The lady across the isle obviously knew far more than I did. She brought her own food. Celery sticks filled with peanut butter. I guess there are some things worse than airline food.

Two rows in front of me sat a weary young mother with two little kids, a little boy about two and a little girl about four. The girl had the loudest piercing voice I’ve ever heard. The boy was quintessentially terrible. Worse! Loud, crying, jumping, kicking and bellowing decibel discomfort throughout the entire coach class section.

Everyone was annoyed. Somebody complained to the flight attendant and the Mother said the kid was autistic.

People, who could, brought out their noise cancelling earphones. I brought out a hundred dollar bill and offered to buy one from anybody, but there were no takers.

I ordered another tiny bottle of wine for seven dollars. I finally dozed amid the noise, the screaming and the distraction.

If it were legal I would have bought another bottle or two and given it to the kid.

Seriously, I feel for the Mother and the little boy. They have a tough life ahead. The lesson I learned for me was that I am still intolerant. I’ll work on it.

Answer to Anonymous

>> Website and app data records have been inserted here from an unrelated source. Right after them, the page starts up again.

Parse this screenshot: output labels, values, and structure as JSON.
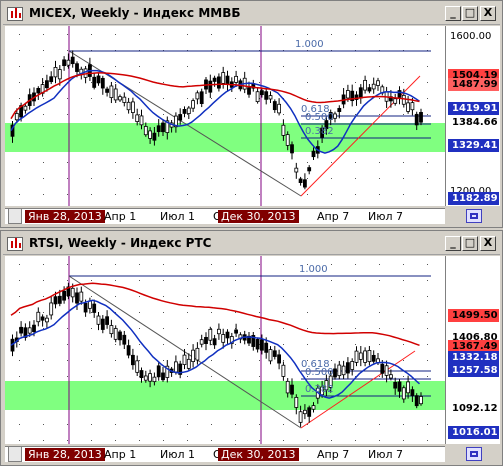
{
  "window_top": {
    "title": "MICEX, Weekly - Индекс ММВБ",
    "buttons": [
      "_",
      "□",
      "X"
    ],
    "y_ticks": [
      {
        "label": "1600.00",
        "value": 1600
      },
      {
        "label": "1200.00",
        "value": 1200
      }
    ],
    "price_tags": [
      {
        "label": "1504.19",
        "value": 1504.19,
        "bg": "#ff4040",
        "fg": "#000000"
      },
      {
        "label": "1487.99",
        "value": 1487.99,
        "bg": "#ff6060",
        "fg": "#000000"
      },
      {
        "label": "1419.91",
        "value": 1419.91,
        "bg": "#2030c0",
        "fg": "#ffffff"
      },
      {
        "label": "1384.66",
        "value": 1384.66,
        "bg": "#ffffff",
        "fg": "#000000"
      },
      {
        "label": "1329.41",
        "value": 1329.41,
        "bg": "#2030c0",
        "fg": "#ffffff"
      },
      {
        "label": "1182.89",
        "value": 1182.89,
        "bg": "#2030c0",
        "fg": "#ffffff"
      }
    ],
    "fib_labels": [
      {
        "label": "1.000",
        "value": 1.0
      },
      {
        "label": "0.618",
        "value": 0.618
      },
      {
        "label": "0.500",
        "value": 0.5
      },
      {
        "label": "0.382",
        "value": 0.382
      }
    ],
    "x_labels": [
      {
        "label": "Янв 28, 2013",
        "highlight": true
      },
      {
        "label": "Апр 1",
        "highlight": false
      },
      {
        "label": "Июл 1",
        "highlight": false
      },
      {
        "label": "Окт 1",
        "highlight": false
      },
      {
        "label": "Дек 30, 2013",
        "highlight": true
      },
      {
        "label": "Апр 7",
        "highlight": false
      },
      {
        "label": "Июл 7",
        "highlight": false
      }
    ]
  },
  "window_bottom": {
    "title": "RTSI, Weekly - Индекс РТС",
    "buttons": [
      "_",
      "□",
      "X"
    ],
    "price_tags": [
      {
        "label": "1499.50",
        "value": 1499.5,
        "bg": "#ff4040",
        "fg": "#000000"
      },
      {
        "label": "1406.80",
        "value": 1406.8,
        "bg": "#ffffff",
        "fg": "#000000"
      },
      {
        "label": "1367.49",
        "value": 1367.49,
        "bg": "#ff4040",
        "fg": "#000000"
      },
      {
        "label": "1332.18",
        "value": 1332.18,
        "bg": "#2030c0",
        "fg": "#ffffff"
      },
      {
        "label": "1257.58",
        "value": 1257.58,
        "bg": "#2030c0",
        "fg": "#ffffff"
      },
      {
        "label": "1092.12",
        "value": 1092.12,
        "bg": "#ffffff",
        "fg": "#000000"
      },
      {
        "label": "1016.01",
        "value": 1016.01,
        "bg": "#2030c0",
        "fg": "#ffffff"
      }
    ],
    "fib_labels": [
      {
        "label": "1.000",
        "value": 1.0
      },
      {
        "label": "0.618",
        "value": 0.618
      },
      {
        "label": "0.500",
        "value": 0.5
      },
      {
        "label": "0.382",
        "value": 0.382
      }
    ],
    "x_labels": [
      {
        "label": "Янв 28, 2013",
        "highlight": true
      },
      {
        "label": "Апр 1",
        "highlight": false
      },
      {
        "label": "Июл 1",
        "highlight": false
      },
      {
        "label": "Окт 1",
        "highlight": false
      },
      {
        "label": "Дек 30, 2013",
        "highlight": true
      },
      {
        "label": "Апр 7",
        "highlight": false
      },
      {
        "label": "Июл 7",
        "highlight": false
      }
    ]
  },
  "colors": {
    "support_zone": "#80ff80",
    "ma_red": "#d00000",
    "ma_blue": "#1030c0",
    "candle": "#000000",
    "fib_line": "#102080",
    "trend_red": "#ff2020",
    "separator": "#800080"
  }
}
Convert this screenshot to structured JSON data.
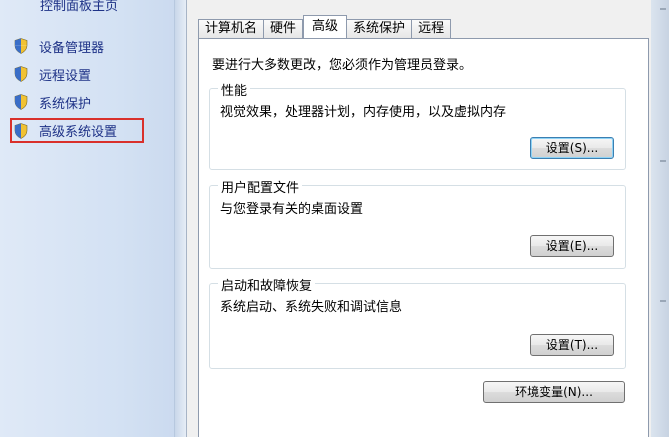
{
  "left_pane": {
    "home_label": "控制面板主页",
    "items": [
      {
        "label": "设备管理器",
        "icon": "shield-icon"
      },
      {
        "label": "远程设置",
        "icon": "shield-icon"
      },
      {
        "label": "系统保护",
        "icon": "shield-icon"
      },
      {
        "label": "高级系统设置",
        "icon": "shield-icon",
        "highlighted": true
      }
    ]
  },
  "dialog": {
    "tabs": [
      {
        "label": "计算机名"
      },
      {
        "label": "硬件"
      },
      {
        "label": "高级",
        "active": true
      },
      {
        "label": "系统保护"
      },
      {
        "label": "远程"
      }
    ],
    "notice": "要进行大多数更改，您必须作为管理员登录。",
    "groups": {
      "performance": {
        "title": "性能",
        "description": "视觉效果，处理器计划，内存使用，以及虚拟内存",
        "button": "设置(S)..."
      },
      "user_profiles": {
        "title": "用户配置文件",
        "description": "与您登录有关的桌面设置",
        "button": "设置(E)..."
      },
      "startup_recovery": {
        "title": "启动和故障恢复",
        "description": "系统启动、系统失败和调试信息",
        "button": "设置(T)..."
      }
    },
    "env_button": "环境变量(N)..."
  },
  "colors": {
    "link": "#1e3287",
    "highlight_border": "#d9302b",
    "dialog_bg": "#f0f0f0",
    "focus_border": "#3c7fb1"
  }
}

Dear Anonymous on the post “Did You Know”.

You can’t be completely anonymous since you signed your comment with the letter “S” and a couple of xxoo’s. Thank you “S” for the xx’s and oo”s.

I am delighted to answer your question.

To me, I see the singular importance of a raindrop as the prism into the brilliance and beauty of a rainbow. Therefore I extrapolate that my questions were of importance because my answer to your “Did You Know” question is “Yes.”

Without a cacophony of raindrops there would be no rainbow and yet within a single drop, depending on your viewing position, there is a lens into light frequencies and color spectrum’s.

Long before humankind had the technology to construct a prism, the only place that primitive peoples of the world could see the color spectrum was within the collective raindrops of nature as experienced after a gentle rain or in a waterfall mist.

Without the raindrop there would be no understanding of primary colors and their effect on life and psyche and there would be no awe in the summer shower phenomena of a


“It depends upon the wind” an expression used by a good friend of mine the other day when he was going fishing.

It’s an atavistic expression. I imagine sailors of old and even ones of today know their distance for the day depends upon the wind.

We know that animals depend on the wind for both safety and prey.

As a pilot I understand the importance and safety of landing into the wind.

The wind is a dichotomous gift to humankind. It can be our ally or our enemy. It can cool. It can warm. It can soothe and it can harm. It can smooth the seas and calm the waves. It is invisible, yet its presence is felt in soft touches as well as in a raging force.

To see the wind with our eyes another element must be employed. Rain gives it expression. Leaves give it direction. Dust and dirt give it shape and it can be the harbinger of hot or cold weather.

We preoccupied human souls in the narrow focus of our every day lives give it very little thought or thanks. We do, however, give it names: Mariah, Santa Anna, Chinook, Zepher and so on.

We also acknowledge the wind in slogans: “let me see which way the wind blows,” “May the wind be at your back,” “It’s an ill wind that blows no good.”

From the sea and sailing come great truthful sayings: “wind before rain, topsails remain, rain before wind, top sails take in.”

Joining the native peoples of the earth, I believe that nature is an echo of our selves. The wind is emblematic of our spirits. Both wind and spirit are invisible, yet both are destined and determined in their direct flow to the Source of calm.